Search the data for the string "this" and copy each line where it turns up.

Materials provided: Begin

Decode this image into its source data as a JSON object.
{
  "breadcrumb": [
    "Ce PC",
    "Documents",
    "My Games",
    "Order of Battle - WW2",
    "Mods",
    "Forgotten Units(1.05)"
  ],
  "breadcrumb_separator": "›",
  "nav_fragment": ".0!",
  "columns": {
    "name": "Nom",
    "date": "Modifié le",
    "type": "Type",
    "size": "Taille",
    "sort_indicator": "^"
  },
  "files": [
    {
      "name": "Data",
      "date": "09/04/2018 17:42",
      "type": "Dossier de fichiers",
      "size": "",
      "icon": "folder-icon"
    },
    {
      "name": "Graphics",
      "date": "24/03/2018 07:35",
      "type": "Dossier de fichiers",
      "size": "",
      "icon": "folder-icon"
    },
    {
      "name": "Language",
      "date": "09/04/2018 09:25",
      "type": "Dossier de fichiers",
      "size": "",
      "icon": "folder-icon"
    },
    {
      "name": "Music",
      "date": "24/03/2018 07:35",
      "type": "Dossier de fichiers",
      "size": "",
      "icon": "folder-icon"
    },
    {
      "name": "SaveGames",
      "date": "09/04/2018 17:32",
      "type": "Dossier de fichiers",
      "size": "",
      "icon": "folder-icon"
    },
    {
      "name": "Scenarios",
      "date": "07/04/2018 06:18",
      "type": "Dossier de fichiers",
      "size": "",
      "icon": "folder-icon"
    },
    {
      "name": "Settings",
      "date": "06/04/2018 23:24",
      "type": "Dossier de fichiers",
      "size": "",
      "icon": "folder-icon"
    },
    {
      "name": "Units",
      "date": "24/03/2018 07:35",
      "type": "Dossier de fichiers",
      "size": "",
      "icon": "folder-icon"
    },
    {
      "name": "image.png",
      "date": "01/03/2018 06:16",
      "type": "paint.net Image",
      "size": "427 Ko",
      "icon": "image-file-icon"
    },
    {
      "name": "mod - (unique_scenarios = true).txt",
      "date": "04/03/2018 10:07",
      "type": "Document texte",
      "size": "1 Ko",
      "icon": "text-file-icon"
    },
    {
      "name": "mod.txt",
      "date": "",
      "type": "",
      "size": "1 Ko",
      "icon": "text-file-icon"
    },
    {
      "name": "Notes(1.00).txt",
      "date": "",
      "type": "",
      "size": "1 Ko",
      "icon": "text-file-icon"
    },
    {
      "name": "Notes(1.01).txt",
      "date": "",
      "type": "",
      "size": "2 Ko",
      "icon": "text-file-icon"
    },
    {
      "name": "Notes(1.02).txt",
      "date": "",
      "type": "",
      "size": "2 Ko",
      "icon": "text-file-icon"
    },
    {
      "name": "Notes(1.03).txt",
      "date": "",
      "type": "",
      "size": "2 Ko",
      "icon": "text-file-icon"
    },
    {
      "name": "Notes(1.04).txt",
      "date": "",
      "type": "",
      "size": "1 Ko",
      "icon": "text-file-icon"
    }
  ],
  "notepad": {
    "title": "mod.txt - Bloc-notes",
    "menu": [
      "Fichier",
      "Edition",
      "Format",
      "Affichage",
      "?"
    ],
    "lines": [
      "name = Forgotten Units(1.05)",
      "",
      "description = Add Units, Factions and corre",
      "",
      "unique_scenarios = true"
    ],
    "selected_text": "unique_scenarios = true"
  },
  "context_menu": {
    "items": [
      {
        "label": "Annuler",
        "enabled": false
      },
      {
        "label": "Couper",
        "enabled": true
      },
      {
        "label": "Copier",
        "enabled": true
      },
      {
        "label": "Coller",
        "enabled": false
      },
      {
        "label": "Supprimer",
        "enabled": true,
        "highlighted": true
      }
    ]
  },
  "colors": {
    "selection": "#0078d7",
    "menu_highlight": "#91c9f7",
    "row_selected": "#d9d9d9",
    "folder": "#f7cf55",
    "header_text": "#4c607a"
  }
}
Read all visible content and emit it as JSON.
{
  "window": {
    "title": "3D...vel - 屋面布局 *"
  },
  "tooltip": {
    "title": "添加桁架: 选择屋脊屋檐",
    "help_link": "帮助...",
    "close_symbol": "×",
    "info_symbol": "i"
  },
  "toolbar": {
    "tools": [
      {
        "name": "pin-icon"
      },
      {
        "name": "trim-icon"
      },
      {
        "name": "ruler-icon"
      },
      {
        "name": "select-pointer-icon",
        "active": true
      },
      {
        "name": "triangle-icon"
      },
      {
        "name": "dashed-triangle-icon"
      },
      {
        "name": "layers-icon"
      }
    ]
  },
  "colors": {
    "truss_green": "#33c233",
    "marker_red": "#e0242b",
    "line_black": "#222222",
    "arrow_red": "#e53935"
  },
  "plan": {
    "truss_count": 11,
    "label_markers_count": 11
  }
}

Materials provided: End
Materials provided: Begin

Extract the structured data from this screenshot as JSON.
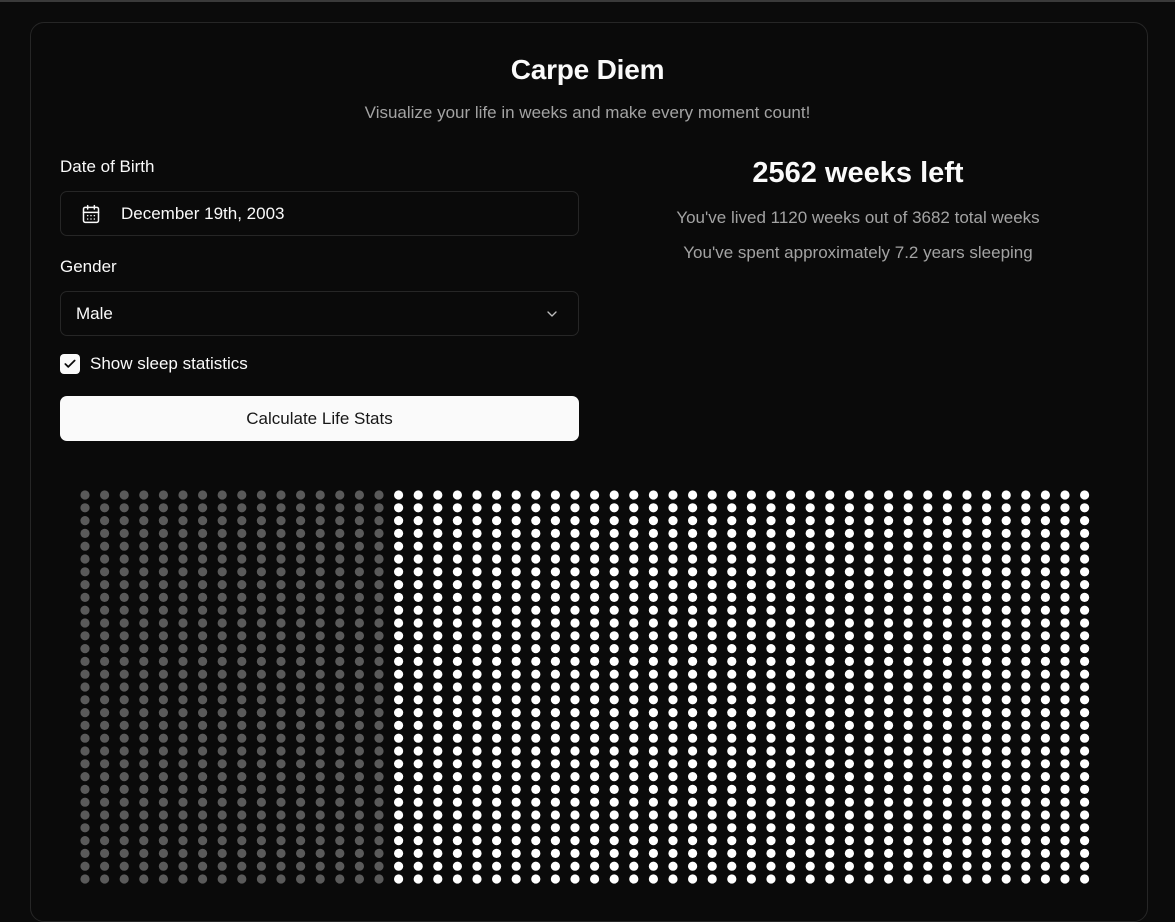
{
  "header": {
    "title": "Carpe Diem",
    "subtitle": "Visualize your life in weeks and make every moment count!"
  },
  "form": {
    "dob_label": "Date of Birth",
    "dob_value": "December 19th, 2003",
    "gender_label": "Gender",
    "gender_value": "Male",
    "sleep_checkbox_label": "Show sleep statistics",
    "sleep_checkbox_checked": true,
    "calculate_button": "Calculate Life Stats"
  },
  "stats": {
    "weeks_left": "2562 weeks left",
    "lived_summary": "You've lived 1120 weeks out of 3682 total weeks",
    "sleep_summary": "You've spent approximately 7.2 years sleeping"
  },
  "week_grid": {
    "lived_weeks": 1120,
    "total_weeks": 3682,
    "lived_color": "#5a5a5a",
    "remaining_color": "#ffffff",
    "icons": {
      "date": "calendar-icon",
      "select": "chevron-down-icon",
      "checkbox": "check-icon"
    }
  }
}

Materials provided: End
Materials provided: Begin

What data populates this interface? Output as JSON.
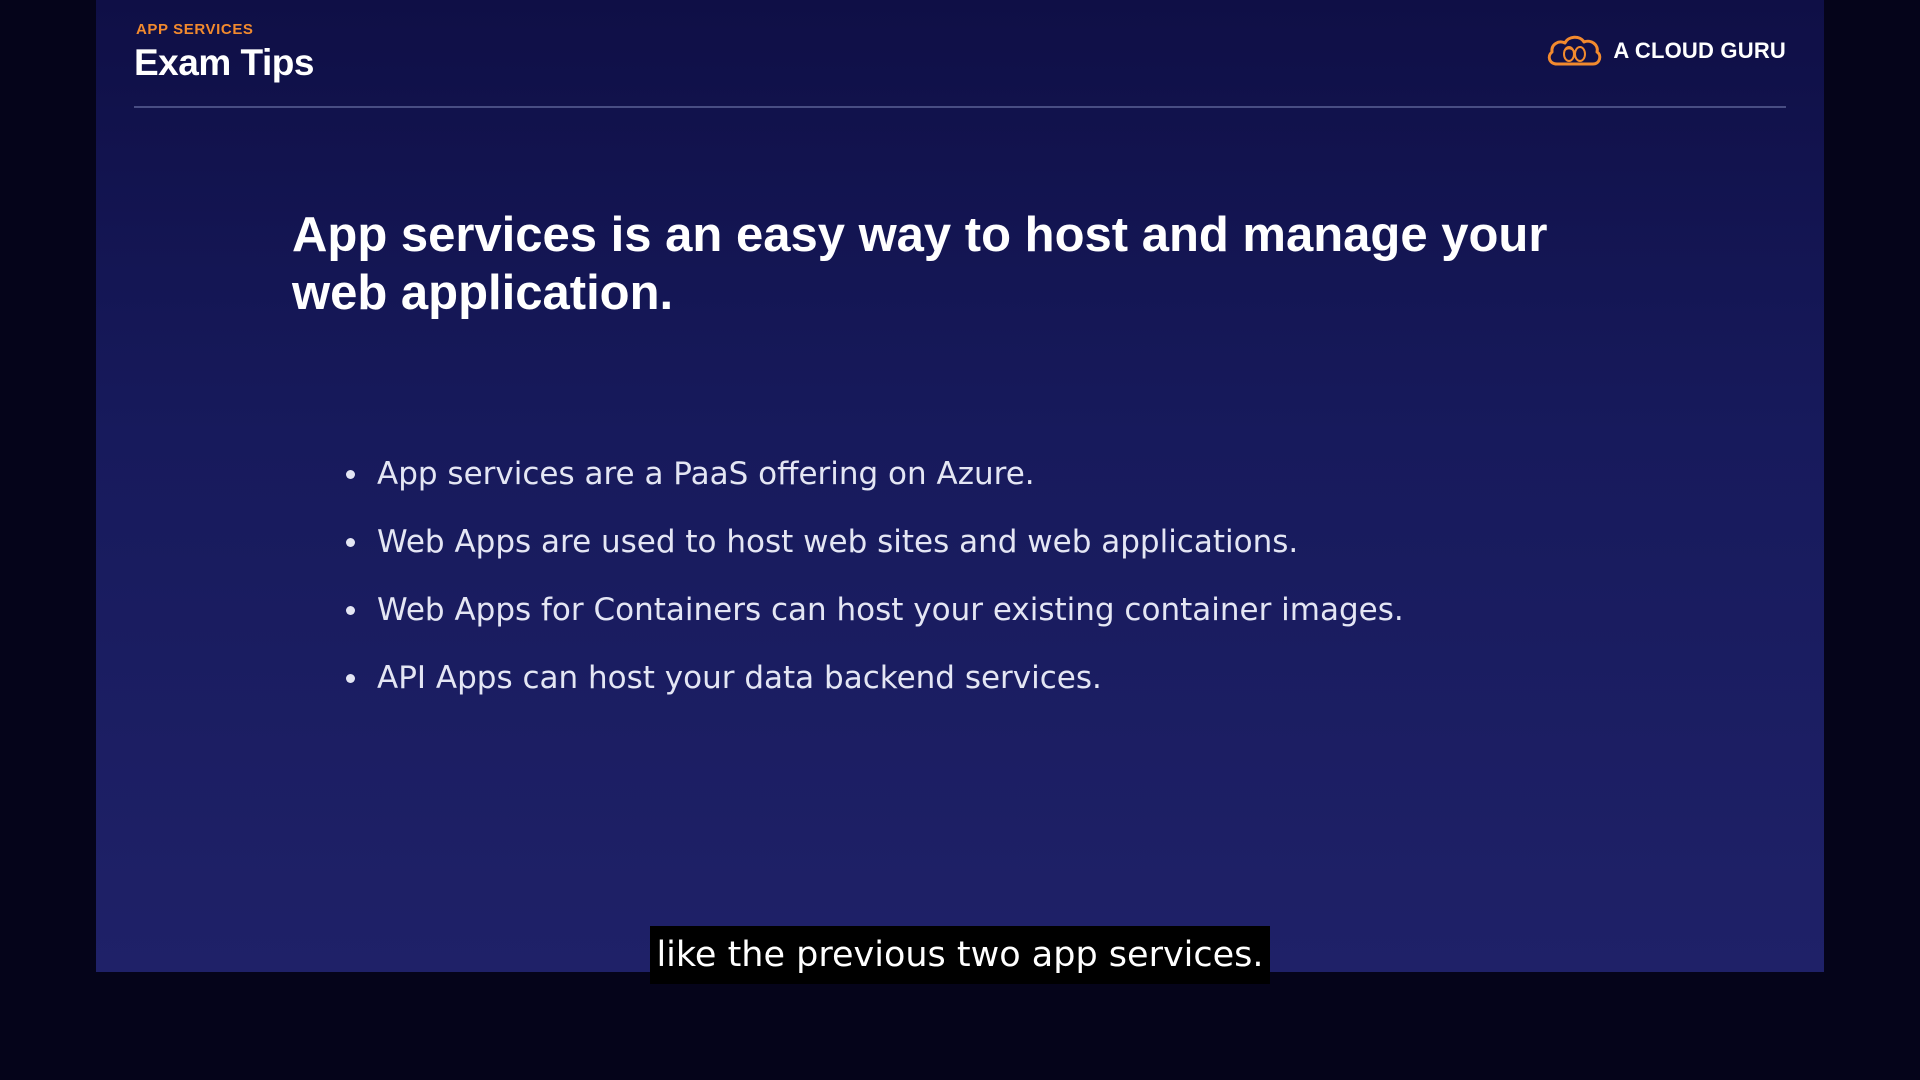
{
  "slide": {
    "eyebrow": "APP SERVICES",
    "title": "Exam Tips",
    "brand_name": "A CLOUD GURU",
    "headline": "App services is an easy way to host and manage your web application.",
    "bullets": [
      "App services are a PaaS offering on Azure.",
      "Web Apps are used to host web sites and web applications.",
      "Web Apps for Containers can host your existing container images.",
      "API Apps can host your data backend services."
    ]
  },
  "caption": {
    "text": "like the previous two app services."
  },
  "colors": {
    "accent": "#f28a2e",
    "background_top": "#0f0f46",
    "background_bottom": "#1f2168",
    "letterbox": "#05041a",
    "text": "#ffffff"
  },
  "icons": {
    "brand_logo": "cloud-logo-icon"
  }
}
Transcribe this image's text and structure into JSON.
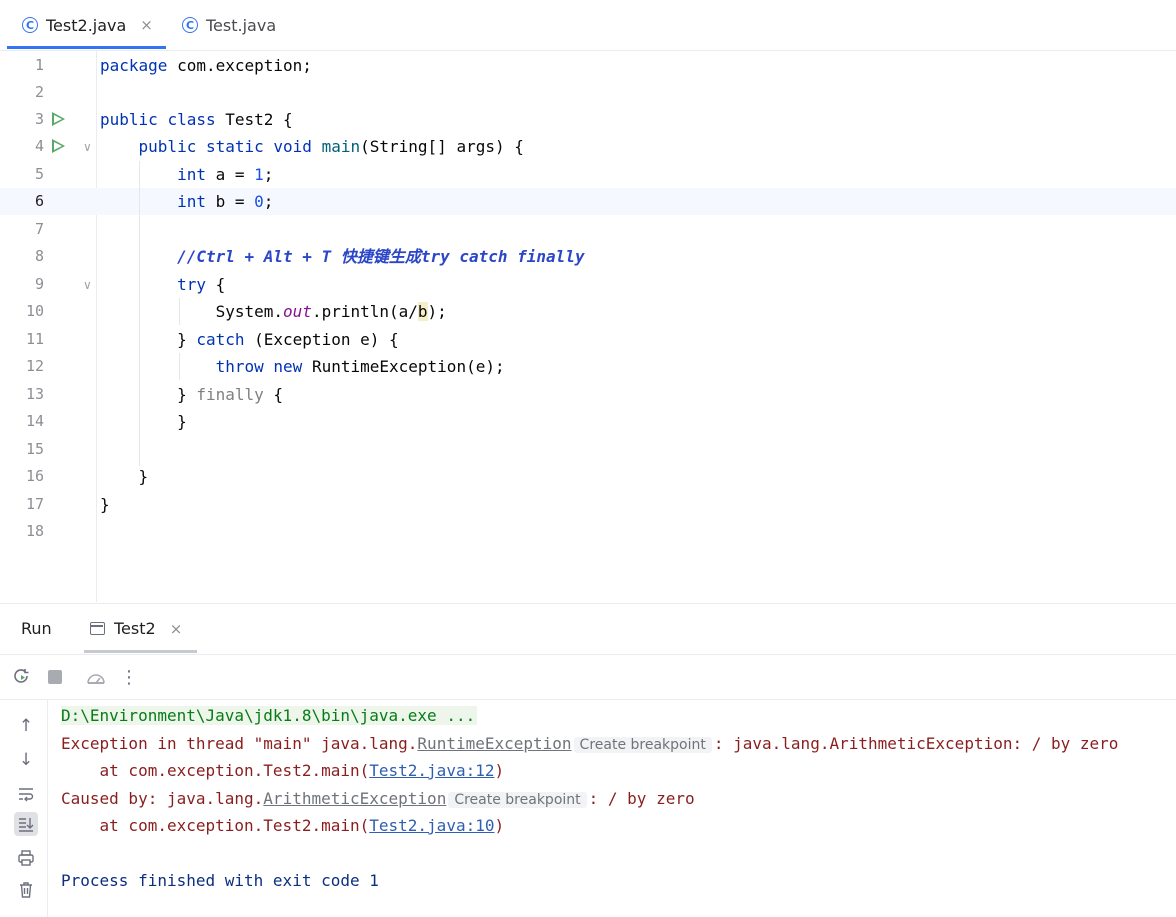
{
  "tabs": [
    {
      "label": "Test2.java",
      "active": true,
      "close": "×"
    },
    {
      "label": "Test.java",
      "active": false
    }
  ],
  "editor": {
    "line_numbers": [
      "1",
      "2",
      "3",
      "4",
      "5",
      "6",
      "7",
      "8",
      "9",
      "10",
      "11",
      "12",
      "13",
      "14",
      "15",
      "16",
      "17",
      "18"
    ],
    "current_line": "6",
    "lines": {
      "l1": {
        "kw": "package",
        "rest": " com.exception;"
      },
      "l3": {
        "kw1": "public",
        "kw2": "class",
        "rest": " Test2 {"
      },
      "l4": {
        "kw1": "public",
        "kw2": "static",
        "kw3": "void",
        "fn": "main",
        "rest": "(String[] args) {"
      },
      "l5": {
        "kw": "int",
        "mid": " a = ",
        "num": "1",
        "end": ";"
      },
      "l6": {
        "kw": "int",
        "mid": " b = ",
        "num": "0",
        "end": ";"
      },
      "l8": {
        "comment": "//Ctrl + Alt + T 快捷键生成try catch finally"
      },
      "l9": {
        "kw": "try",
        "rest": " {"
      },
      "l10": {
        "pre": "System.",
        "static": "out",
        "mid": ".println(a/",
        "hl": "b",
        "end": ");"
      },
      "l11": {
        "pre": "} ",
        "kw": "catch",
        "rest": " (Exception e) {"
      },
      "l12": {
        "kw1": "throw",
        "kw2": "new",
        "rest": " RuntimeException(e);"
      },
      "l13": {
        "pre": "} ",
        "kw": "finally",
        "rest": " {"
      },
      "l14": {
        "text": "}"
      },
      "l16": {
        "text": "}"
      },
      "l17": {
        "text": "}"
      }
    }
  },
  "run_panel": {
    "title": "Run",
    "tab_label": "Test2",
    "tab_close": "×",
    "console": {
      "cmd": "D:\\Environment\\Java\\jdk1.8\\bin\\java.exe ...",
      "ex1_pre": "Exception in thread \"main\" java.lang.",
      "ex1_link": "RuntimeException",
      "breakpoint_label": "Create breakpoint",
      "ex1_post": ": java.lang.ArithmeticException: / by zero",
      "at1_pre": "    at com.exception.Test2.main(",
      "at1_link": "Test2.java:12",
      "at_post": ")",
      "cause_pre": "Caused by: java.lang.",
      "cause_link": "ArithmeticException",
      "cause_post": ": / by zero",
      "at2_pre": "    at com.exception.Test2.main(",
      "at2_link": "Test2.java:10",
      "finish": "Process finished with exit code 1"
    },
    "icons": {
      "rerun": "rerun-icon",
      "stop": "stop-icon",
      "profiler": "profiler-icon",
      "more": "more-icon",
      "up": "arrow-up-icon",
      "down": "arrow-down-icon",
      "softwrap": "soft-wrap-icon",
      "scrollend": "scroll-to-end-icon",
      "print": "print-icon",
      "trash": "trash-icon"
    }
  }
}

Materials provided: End

■ **Task result**
Decode this image into its source data as a JSON object.
Extract the structured data from this screenshot as JSON.
What data populates this interface? Output as JSON.
Transcribe this image's text and structure into JSON.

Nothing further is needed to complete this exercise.